Rollover or tap image to see magnified area.

  Item Reference: KCLCAL-1957-1958-36

Please note: The digitised calendars in this site have had their contents extracted using OCR (optical character recognition) and as a result, there may be occasional errors in the text. We are working on correcting these errors, but this may take some time.

Page content
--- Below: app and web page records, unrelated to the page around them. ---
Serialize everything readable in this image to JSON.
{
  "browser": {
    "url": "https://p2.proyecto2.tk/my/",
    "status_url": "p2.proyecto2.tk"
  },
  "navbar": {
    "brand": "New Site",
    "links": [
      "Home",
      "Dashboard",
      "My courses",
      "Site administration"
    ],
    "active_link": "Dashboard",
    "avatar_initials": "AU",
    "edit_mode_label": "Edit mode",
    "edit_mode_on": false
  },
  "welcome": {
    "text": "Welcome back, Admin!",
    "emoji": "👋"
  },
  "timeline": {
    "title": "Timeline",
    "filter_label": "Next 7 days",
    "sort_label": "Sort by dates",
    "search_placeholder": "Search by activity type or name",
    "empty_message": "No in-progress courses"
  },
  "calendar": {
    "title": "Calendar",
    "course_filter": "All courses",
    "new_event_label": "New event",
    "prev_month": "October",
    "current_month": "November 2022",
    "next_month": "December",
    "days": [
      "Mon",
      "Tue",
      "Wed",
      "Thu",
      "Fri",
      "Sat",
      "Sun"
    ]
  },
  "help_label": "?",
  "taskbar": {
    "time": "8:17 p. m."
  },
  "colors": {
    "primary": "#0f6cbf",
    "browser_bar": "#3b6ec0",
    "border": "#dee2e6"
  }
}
HISTORICAL SKETCH 37 the movement for the creation of Teaching University in London and jointly with University College presented petition for the Charter of Gresham University The result of this movement was the re- constitution of the University in 1900 which had at once an appreciable effect on the number of the students the character of the teaching and the life of the whole College and necessarily also led to further changes Abolition of Religious Tests On July 21st 1903 the King's College London Act 1903 was passed amending the King's College London Act 1882 The chief feature of this Act was the abolition-except in the case of Professors and Lecturers in the Faculty of Theology-of the declaration of membership of the Church of England which up to that date had been required in respect of membership of the Council and of all offices under the Council except the Professorships of Oriental and Modern Languages Incorporation in the University University College had proposed to the University Commissioners the incorporation of that College into the University This proposal was now made to the Senate of the University and after considerable negotiations conditions of incorporation were agreed upon and embodied in an Act of Parliament which received the Royal Assent in 1905 and the transfer took effect on January 1st 1907 The situation thus created demanded the serious attention of the Council of King's College Equally with University College the Council desired to strengthen the University and to secure unity of aim and interest in all that relates to advanced education and the promotion of original research They felt also that if University College were incorporated and enjoyed different status from that of King's College which would remain only School of the University it would place the teachers of the College in an inferior position Moreover the growth and develop- ment of the College required careful consideration of the best method of organizing its work especially in view of the large increase in the demands upon the Council and on the Officers of the College resulting from the rapid development of the University For all these reasons the University was approached and after protracted negotiations scheme of incorporation was arranged which was embodied in the King's College London Transfer Act 1908 which received the Royal Assent on August lst 1908 Commissioners appointed under the Act prepared Statutes which were sealed on June 26th 1909 By the Act of 1908 the Constitution of the Corporation and the Council was amended The Council retained all its powers in relation to the Faculty of Theology but Theological Committee was instituted to advise the Council and to superintend under its direction the work carried on in the Theological Department of the College which was henceforth to be School of the University in the Faculty of Theology
ARCHIOS™ | Total time:0.0341 s | Source:cache | Platform: NX